Given data:
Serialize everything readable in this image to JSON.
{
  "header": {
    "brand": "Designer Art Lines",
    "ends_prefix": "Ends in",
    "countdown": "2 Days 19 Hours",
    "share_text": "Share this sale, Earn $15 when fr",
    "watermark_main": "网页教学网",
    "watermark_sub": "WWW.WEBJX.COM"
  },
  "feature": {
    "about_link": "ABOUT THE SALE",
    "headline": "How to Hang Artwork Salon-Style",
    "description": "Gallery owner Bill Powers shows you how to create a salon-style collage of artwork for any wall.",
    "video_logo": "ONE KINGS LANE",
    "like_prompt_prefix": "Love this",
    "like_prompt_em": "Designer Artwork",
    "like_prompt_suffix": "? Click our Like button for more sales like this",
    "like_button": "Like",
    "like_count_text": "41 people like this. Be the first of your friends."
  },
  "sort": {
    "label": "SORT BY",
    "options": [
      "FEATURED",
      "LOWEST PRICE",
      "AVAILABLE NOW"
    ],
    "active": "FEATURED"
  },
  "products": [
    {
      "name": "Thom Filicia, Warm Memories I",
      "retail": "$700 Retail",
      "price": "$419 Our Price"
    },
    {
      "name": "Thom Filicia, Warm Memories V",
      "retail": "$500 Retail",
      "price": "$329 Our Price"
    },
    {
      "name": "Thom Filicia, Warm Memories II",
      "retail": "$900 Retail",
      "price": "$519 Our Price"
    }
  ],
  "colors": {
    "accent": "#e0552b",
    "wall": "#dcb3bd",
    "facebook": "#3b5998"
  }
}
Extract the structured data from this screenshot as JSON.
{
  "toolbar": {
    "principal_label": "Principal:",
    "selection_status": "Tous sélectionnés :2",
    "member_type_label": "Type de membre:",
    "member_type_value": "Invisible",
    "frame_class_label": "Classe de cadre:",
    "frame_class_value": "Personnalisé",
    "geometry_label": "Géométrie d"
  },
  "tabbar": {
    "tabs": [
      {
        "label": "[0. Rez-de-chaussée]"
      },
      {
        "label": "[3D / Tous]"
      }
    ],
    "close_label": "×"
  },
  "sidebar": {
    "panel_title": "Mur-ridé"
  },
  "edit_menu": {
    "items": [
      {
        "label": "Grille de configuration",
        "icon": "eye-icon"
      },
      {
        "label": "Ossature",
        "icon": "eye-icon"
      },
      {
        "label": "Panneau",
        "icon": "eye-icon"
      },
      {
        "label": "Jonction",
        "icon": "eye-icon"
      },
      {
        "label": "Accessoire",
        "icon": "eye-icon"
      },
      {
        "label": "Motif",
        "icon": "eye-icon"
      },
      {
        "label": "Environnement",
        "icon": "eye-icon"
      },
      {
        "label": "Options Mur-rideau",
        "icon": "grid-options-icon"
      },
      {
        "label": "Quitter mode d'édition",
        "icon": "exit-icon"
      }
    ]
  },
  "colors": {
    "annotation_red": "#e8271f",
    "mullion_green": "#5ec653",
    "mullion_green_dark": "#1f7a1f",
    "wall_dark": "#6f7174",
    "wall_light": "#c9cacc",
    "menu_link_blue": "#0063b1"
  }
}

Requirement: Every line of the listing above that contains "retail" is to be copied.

Response to the task:
      "retail": "$700 Retail",
      "retail": "$500 Retail",
      "retail": "$900 Retail",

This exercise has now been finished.